Outsourcing Software Development During a Recession
What I will discuss here is not a sales pitch for my company - it is relevant and true for any outsourcing company (the success of a project will depend on the particular company involved). Moreover, it is relevant to the outsourcing of almost anything, not just software.
An economic recession, such as one that most of the world is currently experiencing, is a time of great stress and upheaval for most companies. Product lines are consolidated, employees are let go, and budgets are slashed. Despite all this, companies must move forward in order to survive. The smarter companies work to not only survive, but to actually thrive while their competitors are suffering.
The following is a list of what I think are the top five reasons you should consider outsourcing some of your software development even (especially?) during a recession:
1. Budget vs. Head Count
An interesting phenomenon (especially in larger companies), is that there is often a sizable budget available for outsourcing/contractors even though there is an employee hiring freeze in place. Sometimes this is due to company politics and games, but there is also a very legitimate reason for this to occur: Having employees is a long-term commitment with recurring costs, whereas outsourcing or using contractors is a pay-as-you-go solution that can be adjusted as situations develop.
2. Fixed Price Projects
During difficult economic times, it is important to effectively manage whatever budgets are available. A benefit that an outsourcing can offer is that of completing a specific project for a guaranteed fixed cost.
3. Jump Ahead of the Competition
A recession offers a forward-thinking company the opportunity to leap ahead while its competition is licking its wounds, or at least paused in a holding pattern. Outsourcing new projects allows you to make this jump ahead, without distracting existing staff and/or assuming additional long-term commitments (as described earlier).
4. Develop Relationships, Processes, and Partnerships
Developing relationships, processes, and partnerships is hard work. Trying to this while under extreme deadline pressure is very hard work, and increasingly prone to failure. Take advantage of the slower economic times to investigate and cultivate new relationships with vendors and partners on smaller projects so that all of the “kinks” are worked out before you take on bigger and more complex projects.
5. Changes in Technology
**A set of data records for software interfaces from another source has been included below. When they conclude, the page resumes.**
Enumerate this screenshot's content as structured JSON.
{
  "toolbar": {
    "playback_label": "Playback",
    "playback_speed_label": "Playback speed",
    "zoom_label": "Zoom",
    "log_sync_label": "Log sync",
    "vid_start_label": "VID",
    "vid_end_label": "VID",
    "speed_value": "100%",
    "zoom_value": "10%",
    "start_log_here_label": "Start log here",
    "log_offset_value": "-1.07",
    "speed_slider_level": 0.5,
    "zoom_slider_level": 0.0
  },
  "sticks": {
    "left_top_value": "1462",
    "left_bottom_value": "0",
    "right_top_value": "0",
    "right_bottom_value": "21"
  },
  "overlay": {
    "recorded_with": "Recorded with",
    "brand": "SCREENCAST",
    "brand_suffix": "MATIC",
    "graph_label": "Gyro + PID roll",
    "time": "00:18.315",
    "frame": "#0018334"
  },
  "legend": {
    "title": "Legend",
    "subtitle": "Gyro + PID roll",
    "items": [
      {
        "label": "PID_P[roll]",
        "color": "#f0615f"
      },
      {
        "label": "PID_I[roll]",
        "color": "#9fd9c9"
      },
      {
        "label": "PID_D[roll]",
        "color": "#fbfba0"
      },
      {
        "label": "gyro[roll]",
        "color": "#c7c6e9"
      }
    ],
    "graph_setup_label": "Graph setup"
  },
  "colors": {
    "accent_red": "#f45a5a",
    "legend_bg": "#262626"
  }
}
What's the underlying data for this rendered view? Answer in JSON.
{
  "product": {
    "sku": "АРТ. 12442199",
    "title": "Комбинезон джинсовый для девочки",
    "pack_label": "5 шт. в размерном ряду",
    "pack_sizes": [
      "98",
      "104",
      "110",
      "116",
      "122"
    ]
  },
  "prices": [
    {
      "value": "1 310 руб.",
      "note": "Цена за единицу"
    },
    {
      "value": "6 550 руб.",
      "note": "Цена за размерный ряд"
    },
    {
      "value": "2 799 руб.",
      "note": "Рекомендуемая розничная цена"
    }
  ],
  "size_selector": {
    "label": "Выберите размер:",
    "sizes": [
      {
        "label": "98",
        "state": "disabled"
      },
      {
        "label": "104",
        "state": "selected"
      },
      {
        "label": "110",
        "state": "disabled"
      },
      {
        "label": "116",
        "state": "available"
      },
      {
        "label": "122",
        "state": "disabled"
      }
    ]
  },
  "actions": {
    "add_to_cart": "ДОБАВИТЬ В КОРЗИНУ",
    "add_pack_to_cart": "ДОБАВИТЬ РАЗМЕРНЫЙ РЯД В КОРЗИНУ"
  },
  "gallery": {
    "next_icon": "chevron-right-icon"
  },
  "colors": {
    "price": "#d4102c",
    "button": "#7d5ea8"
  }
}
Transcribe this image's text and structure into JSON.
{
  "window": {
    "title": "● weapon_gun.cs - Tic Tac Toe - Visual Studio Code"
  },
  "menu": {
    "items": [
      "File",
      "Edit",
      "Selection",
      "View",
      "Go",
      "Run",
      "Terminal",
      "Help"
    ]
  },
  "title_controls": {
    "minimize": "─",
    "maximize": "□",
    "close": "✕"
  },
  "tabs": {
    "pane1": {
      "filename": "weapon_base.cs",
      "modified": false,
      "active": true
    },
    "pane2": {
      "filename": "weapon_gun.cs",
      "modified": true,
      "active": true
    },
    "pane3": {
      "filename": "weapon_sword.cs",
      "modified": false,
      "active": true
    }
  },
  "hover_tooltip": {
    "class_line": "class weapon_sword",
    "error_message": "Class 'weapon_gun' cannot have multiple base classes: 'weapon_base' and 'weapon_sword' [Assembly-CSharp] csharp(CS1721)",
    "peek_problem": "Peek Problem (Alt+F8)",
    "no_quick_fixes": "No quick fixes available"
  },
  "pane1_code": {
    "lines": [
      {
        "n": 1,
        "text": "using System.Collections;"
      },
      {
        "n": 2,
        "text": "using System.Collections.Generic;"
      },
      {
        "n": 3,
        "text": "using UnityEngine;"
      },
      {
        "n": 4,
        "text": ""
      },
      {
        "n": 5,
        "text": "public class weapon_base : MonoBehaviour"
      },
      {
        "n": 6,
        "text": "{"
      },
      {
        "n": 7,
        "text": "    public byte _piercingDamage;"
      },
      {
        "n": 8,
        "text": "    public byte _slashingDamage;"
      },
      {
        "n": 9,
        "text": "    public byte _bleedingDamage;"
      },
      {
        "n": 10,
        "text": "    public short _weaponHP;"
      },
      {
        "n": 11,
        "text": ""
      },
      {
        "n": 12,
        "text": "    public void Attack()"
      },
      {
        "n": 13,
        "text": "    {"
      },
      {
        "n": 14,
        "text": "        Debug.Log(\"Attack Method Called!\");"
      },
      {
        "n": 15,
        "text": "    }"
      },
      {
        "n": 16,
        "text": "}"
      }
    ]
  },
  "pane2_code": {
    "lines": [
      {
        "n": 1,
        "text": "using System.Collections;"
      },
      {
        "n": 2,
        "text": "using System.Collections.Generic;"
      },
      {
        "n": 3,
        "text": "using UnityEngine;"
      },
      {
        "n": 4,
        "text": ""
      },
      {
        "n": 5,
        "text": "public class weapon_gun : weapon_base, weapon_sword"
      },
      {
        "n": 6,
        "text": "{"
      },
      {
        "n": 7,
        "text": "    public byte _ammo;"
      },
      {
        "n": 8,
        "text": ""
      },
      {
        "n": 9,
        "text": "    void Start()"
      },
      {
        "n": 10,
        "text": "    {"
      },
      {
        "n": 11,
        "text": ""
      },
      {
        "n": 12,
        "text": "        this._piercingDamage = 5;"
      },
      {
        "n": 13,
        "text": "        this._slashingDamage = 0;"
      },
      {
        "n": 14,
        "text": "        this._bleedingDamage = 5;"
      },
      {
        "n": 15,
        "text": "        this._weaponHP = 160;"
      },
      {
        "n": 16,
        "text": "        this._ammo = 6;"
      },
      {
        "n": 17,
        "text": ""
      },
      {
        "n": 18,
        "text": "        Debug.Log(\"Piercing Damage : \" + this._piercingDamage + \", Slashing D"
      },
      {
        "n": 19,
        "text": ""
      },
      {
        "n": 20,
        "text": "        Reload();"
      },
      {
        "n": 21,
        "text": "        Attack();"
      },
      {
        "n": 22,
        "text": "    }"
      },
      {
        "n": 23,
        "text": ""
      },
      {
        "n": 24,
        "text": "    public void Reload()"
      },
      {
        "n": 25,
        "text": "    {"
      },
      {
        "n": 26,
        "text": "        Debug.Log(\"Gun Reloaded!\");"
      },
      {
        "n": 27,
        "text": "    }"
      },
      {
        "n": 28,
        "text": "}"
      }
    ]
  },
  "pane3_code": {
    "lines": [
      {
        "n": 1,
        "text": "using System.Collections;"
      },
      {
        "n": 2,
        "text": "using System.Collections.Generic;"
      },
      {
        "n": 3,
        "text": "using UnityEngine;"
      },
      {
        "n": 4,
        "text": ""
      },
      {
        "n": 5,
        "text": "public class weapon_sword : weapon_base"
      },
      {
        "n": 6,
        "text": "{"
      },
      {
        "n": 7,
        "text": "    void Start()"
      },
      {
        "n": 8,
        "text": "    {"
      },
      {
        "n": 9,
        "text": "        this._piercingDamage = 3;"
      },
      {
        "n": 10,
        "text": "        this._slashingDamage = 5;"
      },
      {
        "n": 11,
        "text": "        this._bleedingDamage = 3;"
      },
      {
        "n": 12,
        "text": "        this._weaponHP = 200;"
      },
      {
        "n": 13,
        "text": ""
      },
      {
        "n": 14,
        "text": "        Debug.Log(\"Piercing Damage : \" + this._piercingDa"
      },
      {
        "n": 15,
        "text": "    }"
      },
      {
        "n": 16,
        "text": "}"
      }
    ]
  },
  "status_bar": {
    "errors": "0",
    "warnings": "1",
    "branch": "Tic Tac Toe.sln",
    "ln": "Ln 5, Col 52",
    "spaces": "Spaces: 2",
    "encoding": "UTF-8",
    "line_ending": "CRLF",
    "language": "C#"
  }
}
Make use of the slower times to invest in new technologies so that you are in a better, more advanced, position when the economy starts picking up and clients start checking out your offerings.
Do any of these ring particularly true to you?
Do any of them not seem to make sense to you?